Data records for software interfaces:

※ ※ ※

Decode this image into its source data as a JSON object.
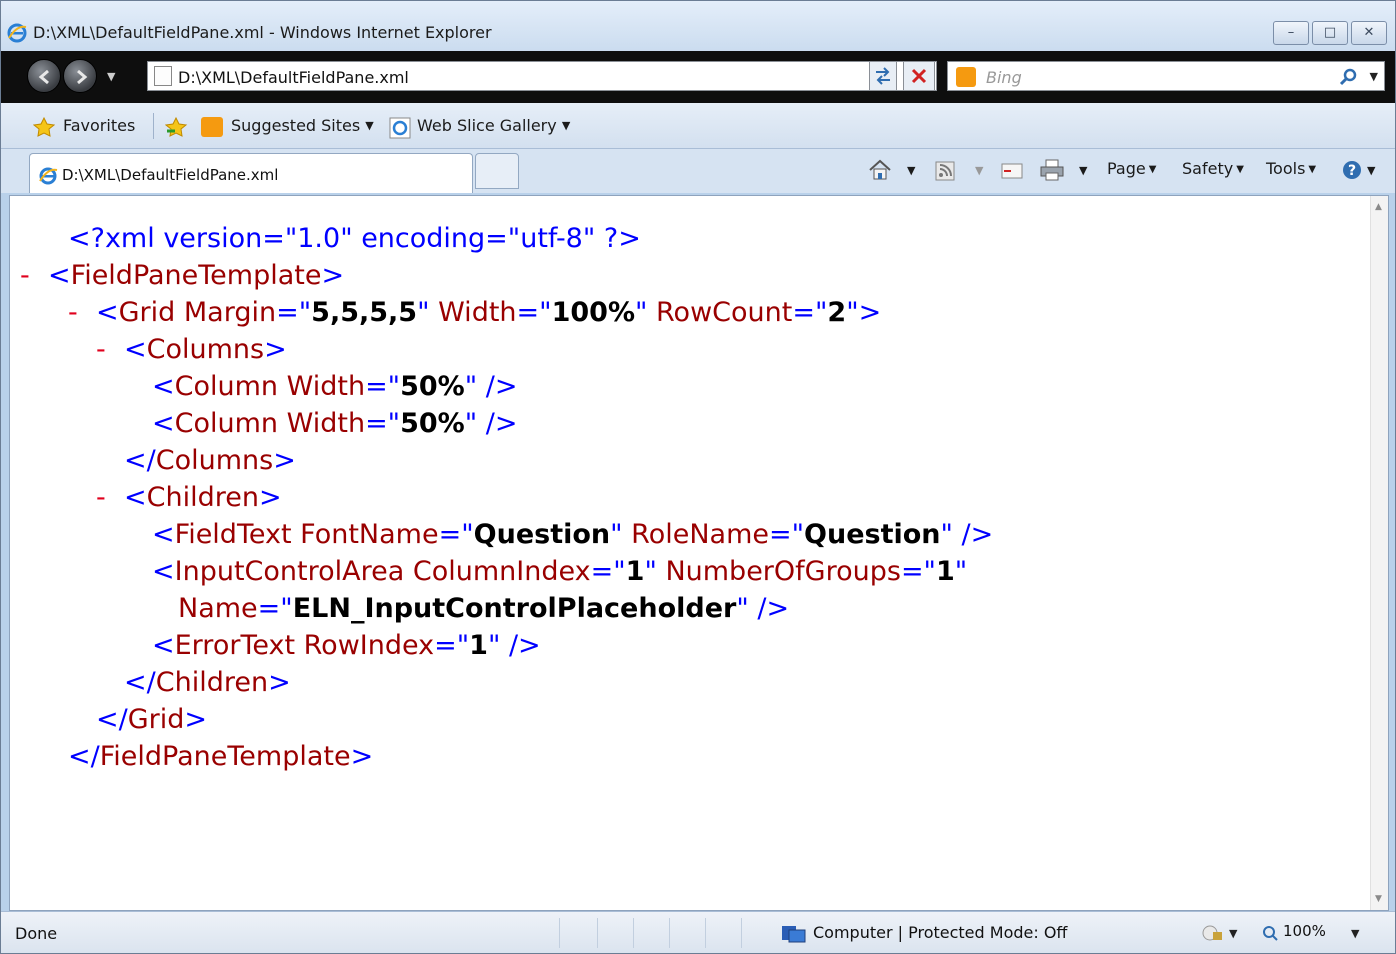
{
  "window": {
    "title": "D:\\XML\\DefaultFieldPane.xml - Windows Internet Explorer",
    "buttons": {
      "minimize": "–",
      "restore": "□",
      "close": "✕"
    }
  },
  "address_bar": {
    "url": "D:\\XML\\DefaultFieldPane.xml",
    "search_placeholder": "Bing"
  },
  "favorites_bar": {
    "favorites_label": "Favorites",
    "suggested_sites": "Suggested Sites",
    "web_slice_gallery": "Web Slice Gallery"
  },
  "tabs": [
    {
      "label": "D:\\XML\\DefaultFieldPane.xml",
      "active": true
    }
  ],
  "command_bar": {
    "page": "Page",
    "safety": "Safety",
    "tools": "Tools"
  },
  "xml_lines": [
    {
      "marker": "",
      "parts": [
        {
          "c": "b",
          "t": "<?xml version=\"1.0\" encoding=\"utf-8\" ?>"
        }
      ]
    },
    {
      "marker": "-",
      "parts": [
        {
          "c": "b",
          "t": "<"
        },
        {
          "c": "t",
          "t": "FieldPaneTemplate"
        },
        {
          "c": "b",
          "t": ">"
        }
      ]
    },
    {
      "marker": "-",
      "parts": [
        {
          "c": "b",
          "t": "<"
        },
        {
          "c": "t",
          "t": "Grid"
        },
        {
          "c": "a",
          "t": " Margin"
        },
        {
          "c": "b",
          "t": "=\""
        },
        {
          "c": "v",
          "t": "5,5,5,5"
        },
        {
          "c": "b",
          "t": "\""
        },
        {
          "c": "a",
          "t": " Width"
        },
        {
          "c": "b",
          "t": "=\""
        },
        {
          "c": "v",
          "t": "100%"
        },
        {
          "c": "b",
          "t": "\""
        },
        {
          "c": "a",
          "t": " RowCount"
        },
        {
          "c": "b",
          "t": "=\""
        },
        {
          "c": "v",
          "t": "2"
        },
        {
          "c": "b",
          "t": "\">"
        }
      ]
    },
    {
      "marker": "-",
      "parts": [
        {
          "c": "b",
          "t": "<"
        },
        {
          "c": "t",
          "t": "Columns"
        },
        {
          "c": "b",
          "t": ">"
        }
      ]
    },
    {
      "marker": "",
      "parts": [
        {
          "c": "b",
          "t": "<"
        },
        {
          "c": "t",
          "t": "Column"
        },
        {
          "c": "a",
          "t": " Width"
        },
        {
          "c": "b",
          "t": "=\""
        },
        {
          "c": "v",
          "t": "50%"
        },
        {
          "c": "b",
          "t": "\" />"
        }
      ]
    },
    {
      "marker": "",
      "parts": [
        {
          "c": "b",
          "t": "<"
        },
        {
          "c": "t",
          "t": "Column"
        },
        {
          "c": "a",
          "t": " Width"
        },
        {
          "c": "b",
          "t": "=\""
        },
        {
          "c": "v",
          "t": "50%"
        },
        {
          "c": "b",
          "t": "\" />"
        }
      ]
    },
    {
      "marker": "",
      "parts": [
        {
          "c": "b",
          "t": "</"
        },
        {
          "c": "t",
          "t": "Columns"
        },
        {
          "c": "b",
          "t": ">"
        }
      ]
    },
    {
      "marker": "-",
      "parts": [
        {
          "c": "b",
          "t": "<"
        },
        {
          "c": "t",
          "t": "Children"
        },
        {
          "c": "b",
          "t": ">"
        }
      ]
    },
    {
      "marker": "",
      "parts": [
        {
          "c": "b",
          "t": "<"
        },
        {
          "c": "t",
          "t": "FieldText"
        },
        {
          "c": "a",
          "t": " FontName"
        },
        {
          "c": "b",
          "t": "=\""
        },
        {
          "c": "v",
          "t": "Question"
        },
        {
          "c": "b",
          "t": "\""
        },
        {
          "c": "a",
          "t": " RoleName"
        },
        {
          "c": "b",
          "t": "=\""
        },
        {
          "c": "v",
          "t": "Question"
        },
        {
          "c": "b",
          "t": "\" />"
        }
      ]
    },
    {
      "marker": "",
      "parts": [
        {
          "c": "b",
          "t": "<"
        },
        {
          "c": "t",
          "t": "InputControlArea"
        },
        {
          "c": "a",
          "t": " ColumnIndex"
        },
        {
          "c": "b",
          "t": "=\""
        },
        {
          "c": "v",
          "t": "1"
        },
        {
          "c": "b",
          "t": "\""
        },
        {
          "c": "a",
          "t": " NumberOfGroups"
        },
        {
          "c": "b",
          "t": "=\""
        },
        {
          "c": "v",
          "t": "1"
        },
        {
          "c": "b",
          "t": "\""
        }
      ]
    },
    {
      "marker": "",
      "parts": [
        {
          "c": "a",
          "t": "Name"
        },
        {
          "c": "b",
          "t": "=\""
        },
        {
          "c": "v",
          "t": "ELN_InputControlPlaceholder"
        },
        {
          "c": "b",
          "t": "\" />"
        }
      ]
    },
    {
      "marker": "",
      "parts": [
        {
          "c": "b",
          "t": "<"
        },
        {
          "c": "t",
          "t": "ErrorText"
        },
        {
          "c": "a",
          "t": " RowIndex"
        },
        {
          "c": "b",
          "t": "=\""
        },
        {
          "c": "v",
          "t": "1"
        },
        {
          "c": "b",
          "t": "\" />"
        }
      ]
    },
    {
      "marker": "",
      "parts": [
        {
          "c": "b",
          "t": "</"
        },
        {
          "c": "t",
          "t": "Children"
        },
        {
          "c": "b",
          "t": ">"
        }
      ]
    },
    {
      "marker": "",
      "parts": [
        {
          "c": "b",
          "t": "</"
        },
        {
          "c": "t",
          "t": "Grid"
        },
        {
          "c": "b",
          "t": ">"
        }
      ]
    },
    {
      "marker": "",
      "parts": [
        {
          "c": "b",
          "t": "</"
        },
        {
          "c": "t",
          "t": "FieldPaneTemplate"
        },
        {
          "c": "b",
          "t": ">"
        }
      ]
    }
  ],
  "status_bar": {
    "status": "Done",
    "zone": "Computer | Protected Mode: Off",
    "zoom": "100%"
  },
  "colors": {
    "markup_blue": "#0000ff",
    "tag_red": "#990000",
    "collapse_marker": "#e0001d",
    "address_bar_bg": "#0e0e0e"
  }
}
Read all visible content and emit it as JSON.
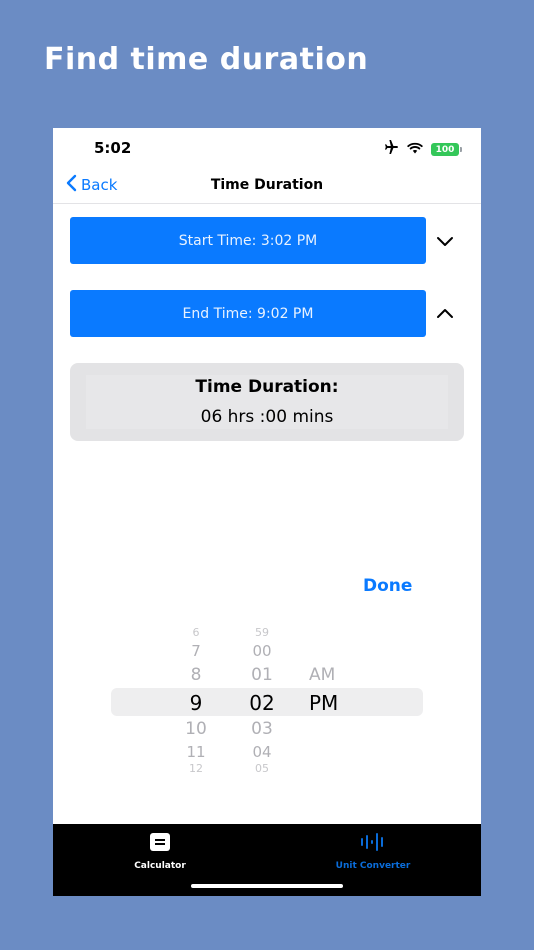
{
  "headline": "Find time duration",
  "status": {
    "time": "5:02",
    "battery": "100"
  },
  "nav": {
    "back_label": "Back",
    "title": "Time Duration"
  },
  "start_time": {
    "label": "Start Time: 3:02 PM"
  },
  "end_time": {
    "label": "End Time: 9:02 PM"
  },
  "duration": {
    "title": "Time Duration:",
    "value": "06 hrs :00 mins"
  },
  "done_label": "Done",
  "picker": {
    "hours": [
      "6",
      "7",
      "8",
      "9",
      "10",
      "11",
      "12"
    ],
    "minutes": [
      "59",
      "00",
      "01",
      "02",
      "03",
      "04",
      "05"
    ],
    "ampm": [
      "AM",
      "PM"
    ],
    "selected": {
      "hour": "9",
      "minute": "02",
      "period": "PM"
    }
  },
  "tabs": [
    {
      "label": "Calculator",
      "icon": "calculator-icon",
      "color": "#ffffff"
    },
    {
      "label": "Unit Converter",
      "icon": "waveform-icon",
      "color": "#0a6cd9"
    }
  ],
  "colors": {
    "accent": "#0a7aff",
    "background": "#6b8cc4",
    "battery": "#34c759"
  }
}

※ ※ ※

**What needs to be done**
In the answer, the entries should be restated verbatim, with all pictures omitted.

**Worked solution**
Decode this image into its source data as a JSON object.
{
  "window": {
    "title": "D:\\XML\\DefaultFieldPane.xml - Windows Internet Explorer",
    "buttons": {
      "minimize": "–",
      "restore": "□",
      "close": "✕"
    }
  },
  "address_bar": {
    "url": "D:\\XML\\DefaultFieldPane.xml",
    "search_placeholder": "Bing"
  },
  "favorites_bar": {
    "favorites_label": "Favorites",
    "suggested_sites": "Suggested Sites",
    "web_slice_gallery": "Web Slice Gallery"
  },
  "tabs": [
    {
      "label": "D:\\XML\\DefaultFieldPane.xml",
      "active": true
    }
  ],
  "command_bar": {
    "page": "Page",
    "safety": "Safety",
    "tools": "Tools"
  },
  "xml_lines": [
    {
      "marker": "",
      "parts": [
        {
          "c": "b",
          "t": "<?xml version=\"1.0\" encoding=\"utf-8\" ?>"
        }
      ]
    },
    {
      "marker": "-",
      "parts": [
        {
          "c": "b",
          "t": "<"
        },
        {
          "c": "t",
          "t": "FieldPaneTemplate"
        },
        {
          "c": "b",
          "t": ">"
        }
      ]
    },
    {
      "marker": "-",
      "parts": [
        {
          "c": "b",
          "t": "<"
        },
        {
          "c": "t",
          "t": "Grid"
        },
        {
          "c": "a",
          "t": " Margin"
        },
        {
          "c": "b",
          "t": "=\""
        },
        {
          "c": "v",
          "t": "5,5,5,5"
        },
        {
          "c": "b",
          "t": "\""
        },
        {
          "c": "a",
          "t": " Width"
        },
        {
          "c": "b",
          "t": "=\""
        },
        {
          "c": "v",
          "t": "100%"
        },
        {
          "c": "b",
          "t": "\""
        },
        {
          "c": "a",
          "t": " RowCount"
        },
        {
          "c": "b",
          "t": "=\""
        },
        {
          "c": "v",
          "t": "2"
        },
        {
          "c": "b",
          "t": "\">"
        }
      ]
    },
    {
      "marker": "-",
      "parts": [
        {
          "c": "b",
          "t": "<"
        },
        {
          "c": "t",
          "t": "Columns"
        },
        {
          "c": "b",
          "t": ">"
        }
      ]
    },
    {
      "marker": "",
      "parts": [
        {
          "c": "b",
          "t": "<"
        },
        {
          "c": "t",
          "t": "Column"
        },
        {
          "c": "a",
          "t": " Width"
        },
        {
          "c": "b",
          "t": "=\""
        },
        {
          "c": "v",
          "t": "50%"
        },
        {
          "c": "b",
          "t": "\" />"
        }
      ]
    },
    {
      "marker": "",
      "parts": [
        {
          "c": "b",
          "t": "<"
        },
        {
          "c": "t",
          "t": "Column"
        },
        {
          "c": "a",
          "t": " Width"
        },
        {
          "c": "b",
          "t": "=\""
        },
        {
          "c": "v",
          "t": "50%"
        },
        {
          "c": "b",
          "t": "\" />"
        }
      ]
    },
    {
      "marker": "",
      "parts": [
        {
          "c": "b",
          "t": "</"
        },
        {
          "c": "t",
          "t": "Columns"
        },
        {
          "c": "b",
          "t": ">"
        }
      ]
    },
    {
      "marker": "-",
      "parts": [
        {
          "c": "b",
          "t": "<"
        },
        {
          "c": "t",
          "t": "Children"
        },
        {
          "c": "b",
          "t": ">"
        }
      ]
    },
    {
      "marker": "",
      "parts": [
        {
          "c": "b",
          "t": "<"
        },
        {
          "c": "t",
          "t": "FieldText"
        },
        {
          "c": "a",
          "t": " FontName"
        },
        {
          "c": "b",
          "t": "=\""
        },
        {
          "c": "v",
          "t": "Question"
        },
        {
          "c": "b",
          "t": "\""
        },
        {
          "c": "a",
          "t": " RoleName"
        },
        {
          "c": "b",
          "t": "=\""
        },
        {
          "c": "v",
          "t": "Question"
        },
        {
          "c": "b",
          "t": "\" />"
        }
      ]
    },
    {
      "marker": "",
      "parts": [
        {
          "c": "b",
          "t": "<"
        },
        {
          "c": "t",
          "t": "InputControlArea"
        },
        {
          "c": "a",
          "t": " ColumnIndex"
        },
        {
          "c": "b",
          "t": "=\""
        },
        {
          "c": "v",
          "t": "1"
        },
        {
          "c": "b",
          "t": "\""
        },
        {
          "c": "a",
          "t": " NumberOfGroups"
        },
        {
          "c": "b",
          "t": "=\""
        },
        {
          "c": "v",
          "t": "1"
        },
        {
          "c": "b",
          "t": "\""
        }
      ]
    },
    {
      "marker": "",
      "parts": [
        {
          "c": "a",
          "t": "Name"
        },
        {
          "c": "b",
          "t": "=\""
        },
        {
          "c": "v",
          "t": "ELN_InputControlPlaceholder"
        },
        {
          "c": "b",
          "t": "\" />"
        }
      ]
    },
    {
      "marker": "",
      "parts": [
        {
          "c": "b",
          "t": "<"
        },
        {
          "c": "t",
          "t": "ErrorText"
        },
        {
          "c": "a",
          "t": " RowIndex"
        },
        {
          "c": "b",
          "t": "=\""
        },
        {
          "c": "v",
          "t": "1"
        },
        {
          "c": "b",
          "t": "\" />"
        }
      ]
    },
    {
      "marker": "",
      "parts": [
        {
          "c": "b",
          "t": "</"
        },
        {
          "c": "t",
          "t": "Children"
        },
        {
          "c": "b",
          "t": ">"
        }
      ]
    },
    {
      "marker": "",
      "parts": [
        {
          "c": "b",
          "t": "</"
        },
        {
          "c": "t",
          "t": "Grid"
        },
        {
          "c": "b",
          "t": ">"
        }
      ]
    },
    {
      "marker": "",
      "parts": [
        {
          "c": "b",
          "t": "</"
        },
        {
          "c": "t",
          "t": "FieldPaneTemplate"
        },
        {
          "c": "b",
          "t": ">"
        }
      ]
    }
  ],
  "status_bar": {
    "status": "Done",
    "zone": "Computer | Protected Mode: Off",
    "zoom": "100%"
  },
  "colors": {
    "markup_blue": "#0000ff",
    "tag_red": "#990000",
    "collapse_marker": "#e0001d",
    "address_bar_bg": "#0e0e0e"
  }
}
Read all visible content and emit it as JSON.
{
  "headline": "Find time duration",
  "status": {
    "time": "5:02",
    "battery": "100"
  },
  "nav": {
    "back_label": "Back",
    "title": "Time Duration"
  },
  "start_time": {
    "label": "Start Time: 3:02 PM"
  },
  "end_time": {
    "label": "End Time: 9:02 PM"
  },
  "duration": {
    "title": "Time Duration:",
    "value": "06 hrs :00 mins"
  },
  "done_label": "Done",
  "picker": {
    "hours": [
      "6",
      "7",
      "8",
      "9",
      "10",
      "11",
      "12"
    ],
    "minutes": [
      "59",
      "00",
      "01",
      "02",
      "03",
      "04",
      "05"
    ],
    "ampm": [
      "AM",
      "PM"
    ],
    "selected": {
      "hour": "9",
      "minute": "02",
      "period": "PM"
    }
  },
  "tabs": [
    {
      "label": "Calculator",
      "icon": "calculator-icon",
      "color": "#ffffff"
    },
    {
      "label": "Unit Converter",
      "icon": "waveform-icon",
      "color": "#0a6cd9"
    }
  ],
  "colors": {
    "accent": "#0a7aff",
    "background": "#6b8cc4",
    "battery": "#34c759"
  }
}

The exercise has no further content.